In a few hours time, President Obama will be hosting a banquet at the White House, to kick off the latest round of Middle East peace talks. It does sound a bit like a boxing match: ding-ding, seconds out, round one – start negotiating.
Not many people are paying attention, other than those who make a good living from following the peace process. (If there ever actually is peace, these people will be as disorientated as Kremlin-watchers, after the collapse of the Soviet Union.) A degree of distraction and cynicism is understandable. The big Middle Eastern news that President Obama is keen to highlight at the moment is the “withdrawal” from Iraq. Others at the dinner will have their own pre-occupations. Tony Blair, for example, has a book to promote. Read more
Today, we are busy with another, much more controversial part of America’s military legacy – Iraq. Flying unannounced to the country as ever, we went by helicopter to Ramadi, once a seat of the insurgency, and travelled over a vast desert seemingly drained of all colour. Read more
By Daniel Dombey in al-Asad, Iraq
If you want to see what the US’s “responsible drawdown” in Iraq looks like, come to al-Asad Air Base. Here, in a desert of white sands, amid light canvas tents and under roaring planes, Robert Gates, US defence secretary, has begun a trip to mark the end of the US combat mission in the country.
The location is symbolic. The air base is in al-Anbar province, where some of the most violent episodes of the war took place and where the Anbar awakening that preceded the US surge took place.
When Gates arrives with a group of us journalists in tow, it is not yet seven in the morning and the transition from Operation Iraqi Freedom to Operation New Dawn is just a few hours old.
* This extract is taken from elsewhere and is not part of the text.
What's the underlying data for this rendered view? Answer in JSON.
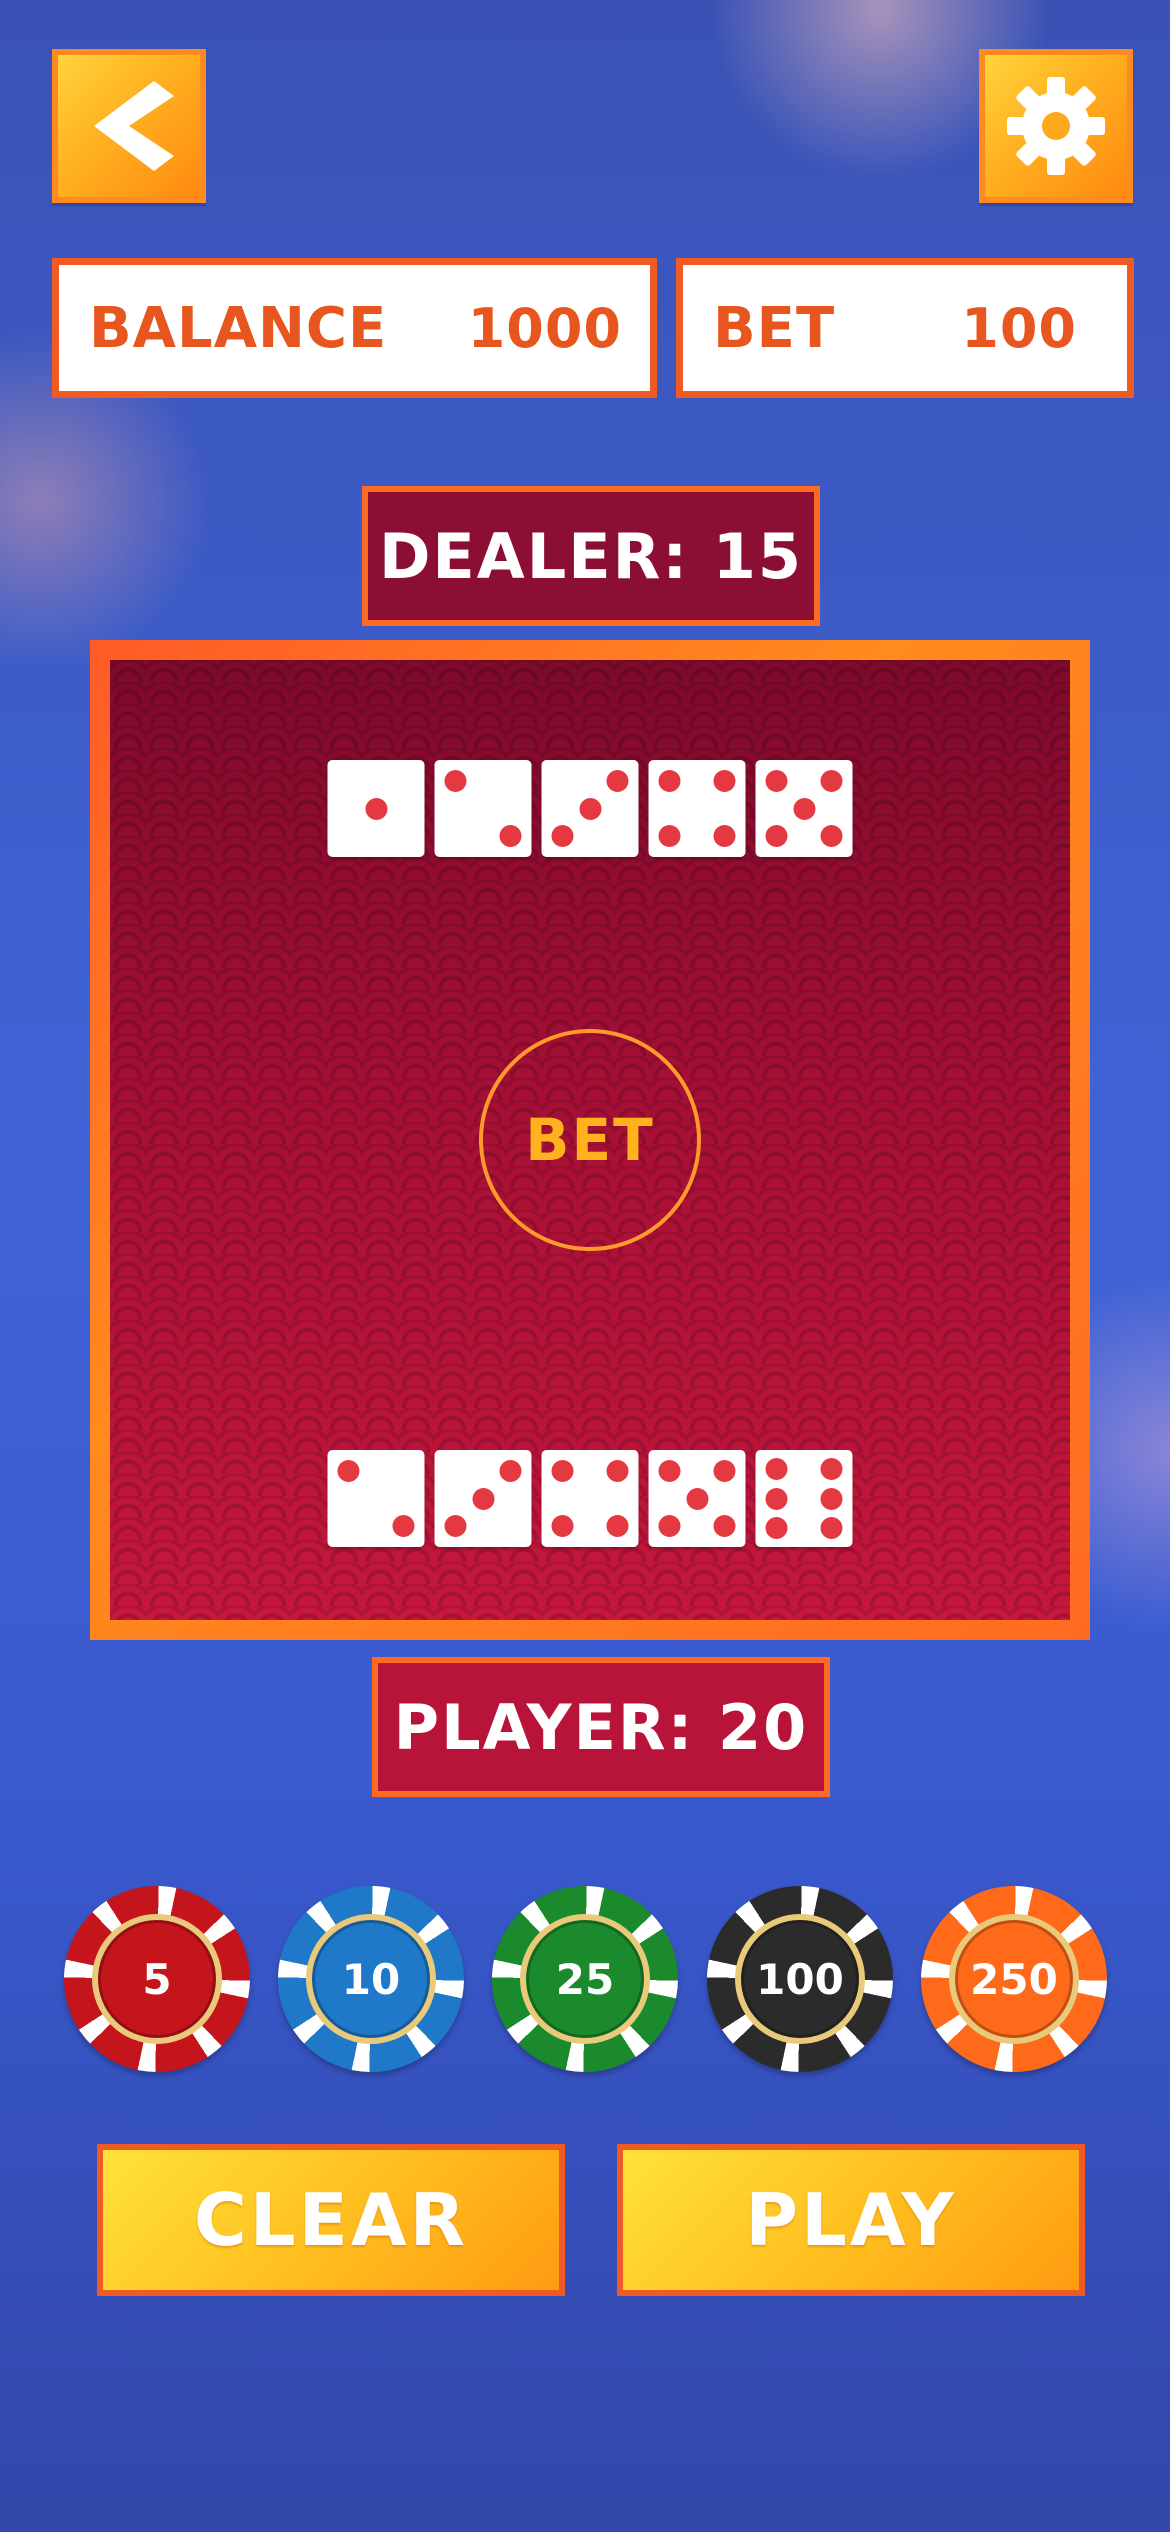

While we were in the air, President Barack Obama hailed the “historic moment” in only his second address from the Oval Office.
From al-Asad, at first glance, things look less dramatic. Read more